── Listed records

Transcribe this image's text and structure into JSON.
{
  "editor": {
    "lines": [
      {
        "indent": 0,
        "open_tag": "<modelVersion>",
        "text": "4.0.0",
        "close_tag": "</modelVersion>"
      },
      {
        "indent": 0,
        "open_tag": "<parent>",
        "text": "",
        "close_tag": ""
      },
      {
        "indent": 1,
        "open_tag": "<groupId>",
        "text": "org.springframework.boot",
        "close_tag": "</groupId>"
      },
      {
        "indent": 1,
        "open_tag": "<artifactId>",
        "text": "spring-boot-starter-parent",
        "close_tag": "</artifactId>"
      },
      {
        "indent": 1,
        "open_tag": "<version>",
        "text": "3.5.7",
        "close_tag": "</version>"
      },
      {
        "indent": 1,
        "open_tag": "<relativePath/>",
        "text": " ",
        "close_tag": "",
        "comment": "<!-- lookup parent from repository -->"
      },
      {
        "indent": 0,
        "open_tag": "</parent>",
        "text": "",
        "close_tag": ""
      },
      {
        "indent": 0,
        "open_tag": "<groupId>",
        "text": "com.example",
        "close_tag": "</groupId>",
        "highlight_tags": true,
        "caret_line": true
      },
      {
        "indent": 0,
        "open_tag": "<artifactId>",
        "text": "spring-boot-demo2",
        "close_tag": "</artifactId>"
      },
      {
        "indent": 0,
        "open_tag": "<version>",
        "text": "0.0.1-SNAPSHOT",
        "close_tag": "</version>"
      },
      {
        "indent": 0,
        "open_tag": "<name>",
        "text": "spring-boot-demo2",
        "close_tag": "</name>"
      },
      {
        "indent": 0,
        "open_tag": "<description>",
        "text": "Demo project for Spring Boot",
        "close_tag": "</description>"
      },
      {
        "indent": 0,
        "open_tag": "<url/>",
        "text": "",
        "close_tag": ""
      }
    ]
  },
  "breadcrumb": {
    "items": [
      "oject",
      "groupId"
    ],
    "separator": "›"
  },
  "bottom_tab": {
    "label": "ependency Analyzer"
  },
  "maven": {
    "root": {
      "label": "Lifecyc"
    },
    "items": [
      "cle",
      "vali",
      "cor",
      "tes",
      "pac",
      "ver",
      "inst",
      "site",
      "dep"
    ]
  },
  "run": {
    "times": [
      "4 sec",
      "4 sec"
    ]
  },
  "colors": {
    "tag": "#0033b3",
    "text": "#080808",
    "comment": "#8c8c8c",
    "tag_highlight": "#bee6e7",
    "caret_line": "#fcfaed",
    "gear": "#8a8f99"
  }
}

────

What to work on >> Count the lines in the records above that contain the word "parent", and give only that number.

Task output >> 4